Page last updated: Wednesday, January 07, 2009
Alcohol use and problems at US Colleges banning alcohol: results of a National Survey
This study by Wechler H and Lee JE Gledhill-Hoyt et al, examined student alcohol use and associated problems, including drinking and driving, at Colleges in the U.S that ban alcohol for all students on campus.

In the spring of 1999, a nationally representative sample of students (N= 11,303, 61% women) attending U.S. colleges completed questionnaires regarding alcohol use and related behaviour. Responses from 2,252 students at 19 ban schools were compared with those of 9,051 students at 76 non-ban schools.

Compared with non-ban schools students attending ban schools were 30% less likely to be heavy episodic drinkers and more likely to abstain from alcohol. The lower rates of heavy episodic drinking apply to students whether or not they were heavy episodic drinkers in high school or not. Among drinkers, however, students at ban schools engaged in as much extreme drinking as drinkers at schools that do not ban alcohol and experienced the same rate of alcohol related problems This suggests that the students continue to drink elsewhere. Fewer students experienced second-hand effects of the drinking of others at the schools that banned alcohol than did students at non-ban schools.
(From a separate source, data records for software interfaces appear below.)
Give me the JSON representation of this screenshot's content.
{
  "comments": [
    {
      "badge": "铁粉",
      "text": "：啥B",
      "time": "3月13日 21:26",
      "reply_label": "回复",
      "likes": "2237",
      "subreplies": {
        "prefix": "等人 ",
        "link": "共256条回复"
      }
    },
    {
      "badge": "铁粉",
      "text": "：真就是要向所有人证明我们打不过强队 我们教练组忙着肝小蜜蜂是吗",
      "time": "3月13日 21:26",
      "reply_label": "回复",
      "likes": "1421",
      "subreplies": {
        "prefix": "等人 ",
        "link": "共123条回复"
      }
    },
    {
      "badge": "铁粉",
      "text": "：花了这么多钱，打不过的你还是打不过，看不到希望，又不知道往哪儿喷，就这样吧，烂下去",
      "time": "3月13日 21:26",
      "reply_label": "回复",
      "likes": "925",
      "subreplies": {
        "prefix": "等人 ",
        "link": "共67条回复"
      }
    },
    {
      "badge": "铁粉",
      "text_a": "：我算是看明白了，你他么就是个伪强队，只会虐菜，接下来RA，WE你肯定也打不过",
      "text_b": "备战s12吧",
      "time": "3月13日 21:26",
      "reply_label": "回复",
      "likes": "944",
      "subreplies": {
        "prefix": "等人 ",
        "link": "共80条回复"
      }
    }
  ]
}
A campus ban on alcohol may support abstention from alcohol use at the College itself and reduce heavy episodic drinking and the associated second hand effects in College. As it was a correlational study it can not be determined whether the lower rates of heavy episodic drinking were due to the ban or to other factors (e.g., self selection of students to those schools).

Source.Wechler H, Lee JE Gledhill-Hoyt et al. Alcohol use and problems at colleges banning alcohol:results of a national survey. Dept Hlth and Soc Behav, Harvard Sch Pub Hlth, Boston , MA 02115, J Stud Alcohol 2001;62:133-41

no website link
All text and images © 2003 Alcohol In Moderation.